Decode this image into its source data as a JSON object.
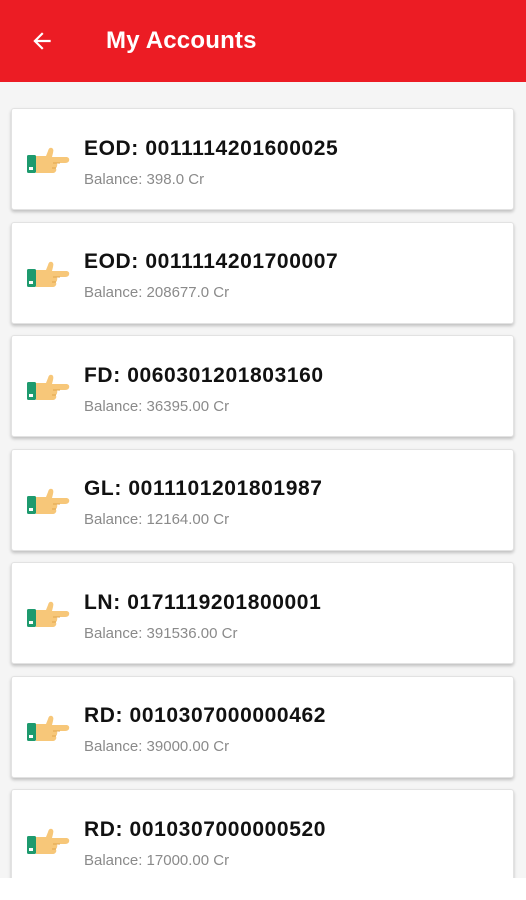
{
  "appbar": {
    "title": "My Accounts",
    "color": "#ec1c24",
    "back_icon": "arrow-left-icon"
  },
  "accounts": [
    {
      "label": "EOD: 0011114201600025",
      "balance": "Balance: 398.0 Cr"
    },
    {
      "label": "EOD: 0011114201700007",
      "balance": "Balance: 208677.0 Cr"
    },
    {
      "label": "FD: 0060301201803160",
      "balance": "Balance: 36395.00 Cr"
    },
    {
      "label": "GL: 0011101201801987",
      "balance": "Balance: 12164.00 Cr"
    },
    {
      "label": "LN: 0171119201800001",
      "balance": "Balance: 391536.00 Cr"
    },
    {
      "label": "RD: 0010307000000462",
      "balance": "Balance: 39000.00 Cr"
    },
    {
      "label": "RD: 0010307000000520",
      "balance": "Balance: 17000.00 Cr"
    }
  ],
  "item_icon": "pointing-hand-icon"
}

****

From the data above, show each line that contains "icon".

> **Answer section**
    "back_icon": "arrow-left-icon"
  "item_icon": "pointing-hand-icon"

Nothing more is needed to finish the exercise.